A preliminary investigation by the authors previously reported that, for apps clinically relevant for depression, 38% of app store descriptions included wording related to claims of effectiveness, whereas only 2.6% provided evidence to substantiate such claims.
This study aims to extend this preliminary analysis to further understand how scientific evidence is currently used to market and sell mental health apps by (i) examining the types of claims made by mental health apps and, specifically, estimating the proportion of apps that invoke claims of effectiveness; (ii) describing the types of supporting statements used to justify claims and, specifically, estimating the proportion of apps which invoke scientific principles; and (iii) assessing the credibility of scientific principles that are used as supporting statements.
This study examined the claims invoked through these app store descriptions, the extent to which scientific language is used to support such claims, and the corresponding evidence in the literature.
Google Play and i Tunes were searched for apps related to depression, self-harm, substance use, anxiety, and schizophrenia.

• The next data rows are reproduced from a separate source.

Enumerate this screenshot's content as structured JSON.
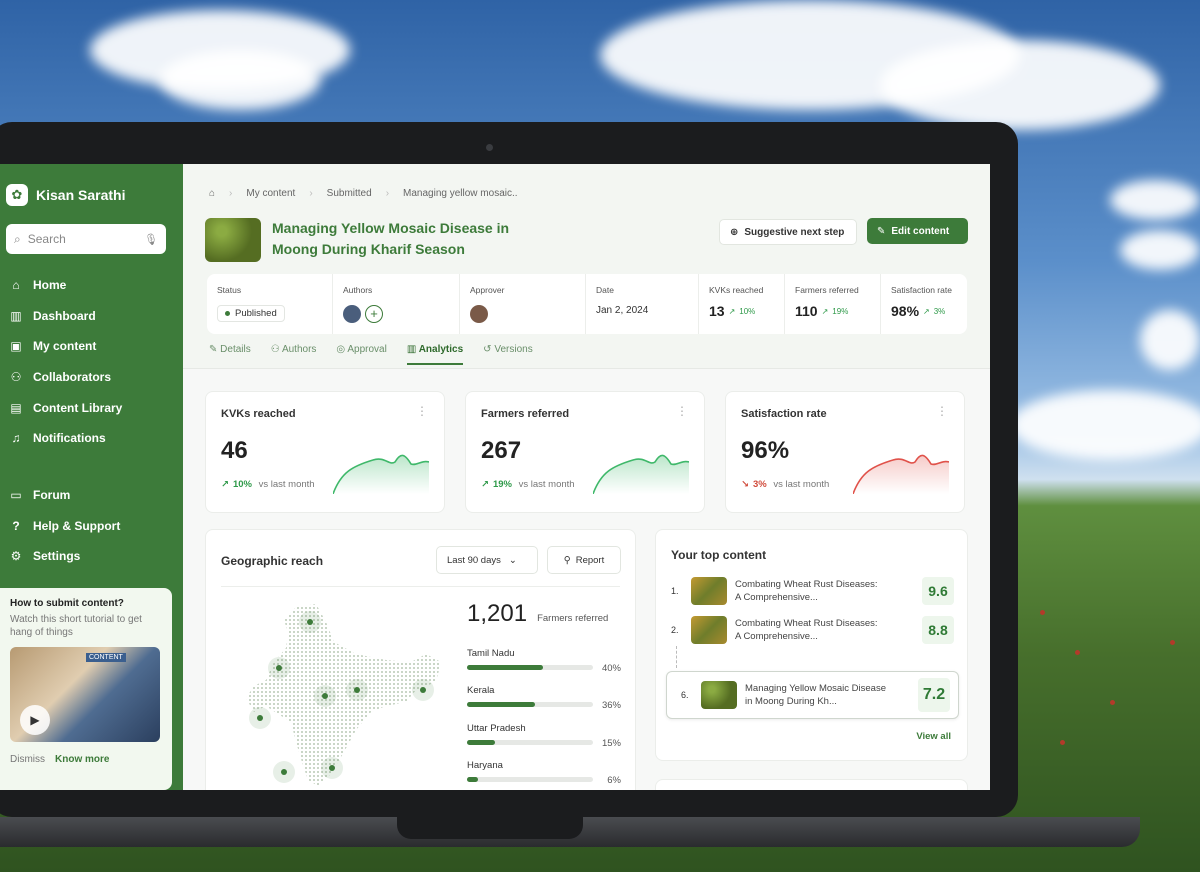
{
  "app": {
    "name": "Kisan Sarathi"
  },
  "search": {
    "placeholder": "Search"
  },
  "nav": [
    "Home",
    "Dashboard",
    "My content",
    "Collaborators",
    "Content Library",
    "Notifications"
  ],
  "nav_bottom": [
    "Forum",
    "Help & Support",
    "Settings"
  ],
  "tutorial": {
    "title": "How to submit content?",
    "desc": "Watch this short tutorial to get hang of things",
    "thumb_tag": "CONTENT",
    "dismiss": "Dismiss",
    "know_more": "Know more"
  },
  "breadcrumb": [
    "My content",
    "Submitted",
    "Managing yellow mosaic.."
  ],
  "page": {
    "title": "Managing Yellow Mosaic Disease in Moong During Kharif Season",
    "next_step": "Suggestive next step",
    "edit": "Edit content"
  },
  "meta": {
    "status_label": "Status",
    "status": "Published",
    "authors_label": "Authors",
    "approver_label": "Approver",
    "date_label": "Date",
    "date": "Jan 2, 2024",
    "kvks_label": "KVKs reached",
    "kvks": "13",
    "kvks_delta": "10%",
    "farmers_label": "Farmers referred",
    "farmers": "110",
    "farmers_delta": "19%",
    "sat_label": "Satisfaction rate",
    "sat": "98%",
    "sat_delta": "3%"
  },
  "tabs": [
    "Details",
    "Authors",
    "Approval",
    "Analytics",
    "Versions"
  ],
  "kpis": [
    {
      "title": "KVKs reached",
      "value": "46",
      "delta": "10%",
      "note": "vs last month",
      "trend": "up"
    },
    {
      "title": "Farmers referred",
      "value": "267",
      "delta": "19%",
      "note": "vs last month",
      "trend": "up"
    },
    {
      "title": "Satisfaction rate",
      "value": "96%",
      "delta": "3%",
      "note": "vs last month",
      "trend": "down"
    }
  ],
  "geo": {
    "title": "Geographic reach",
    "range": "Last 90 days",
    "report": "Report",
    "total": "1,201",
    "total_label": "Farmers referred",
    "states": [
      {
        "name": "Tamil Nadu",
        "pct": "40%",
        "value": 40
      },
      {
        "name": "Kerala",
        "pct": "36%",
        "value": 36
      },
      {
        "name": "Uttar Pradesh",
        "pct": "15%",
        "value": 15
      },
      {
        "name": "Haryana",
        "pct": "6%",
        "value": 6
      }
    ]
  },
  "top_content": {
    "title": "Your top content",
    "items": [
      {
        "rank": "1.",
        "text": "Combating Wheat Rust Diseases: A Comprehensive...",
        "score": "9.6"
      },
      {
        "rank": "2.",
        "text": "Combating Wheat Rust Diseases: A Comprehensive...",
        "score": "8.8"
      },
      {
        "rank": "6.",
        "text": "Managing Yellow Mosaic Disease in Moong During Kh...",
        "score": "7.2"
      }
    ],
    "view_all": "View all"
  },
  "colors": {
    "brand": "#3d7b3a",
    "positive": "#2f9a4a",
    "negative": "#d04a3a"
  }
}
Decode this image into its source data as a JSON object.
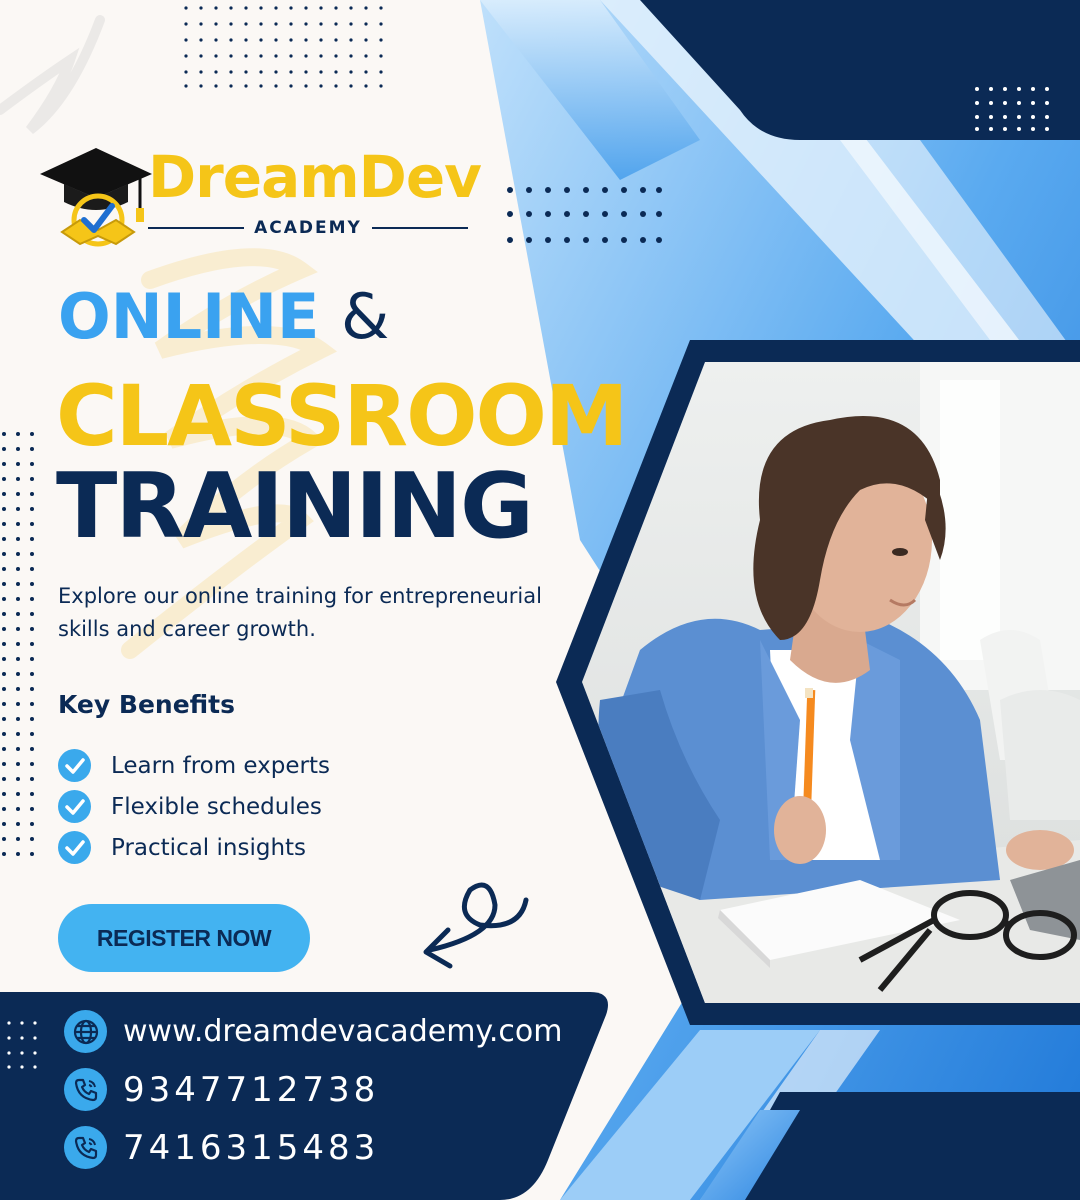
{
  "brand": {
    "name_part1": "Dream",
    "name_part2": "Dev",
    "tagline": "ACADEMY",
    "logo_icon": "graduation-cap-book-check-icon"
  },
  "headline": {
    "line1_word": "ONLINE",
    "line1_amp": "&",
    "line2": "CLASSROOM",
    "line3": "TRAINING"
  },
  "description": "Explore our online training for entrepreneurial skills and career growth.",
  "benefits": {
    "title": "Key Benefits",
    "items": [
      {
        "label": "Learn from experts",
        "icon": "check-circle-icon"
      },
      {
        "label": "Flexible schedules",
        "icon": "check-circle-icon"
      },
      {
        "label": "Practical insights",
        "icon": "check-circle-icon"
      }
    ]
  },
  "cta": {
    "label": "REGISTER NOW"
  },
  "contact": {
    "website": {
      "icon": "globe-icon",
      "text": "www.dreamdevacademy.com"
    },
    "phones": [
      {
        "icon": "phone-icon",
        "text": "9347712738"
      },
      {
        "icon": "phone-icon",
        "text": "7416315483"
      }
    ]
  },
  "colors": {
    "navy": "#0b2a55",
    "sky_blue": "#3aa9ec",
    "yellow": "#f5c518",
    "cream": "#fbf8f5"
  },
  "photo": {
    "subject": "woman with pencil studying at laptop"
  }
}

A minority of apps (14%) described design or development involving lived experience, and none referenced certification or accreditation processes such as app libraries.
Scientific language was the most frequently invoked form of support for use of mental health apps; however, high-quality evidence is not commonly described.
The majority of apps (59/73, 81%) described a single mental health-related functionality; fewer apps described two (8/73, 11%) or three (3/73, 4.1%) discrete functions.
Three apps did not clearly describe any specific functionality (3/73, 4.1%).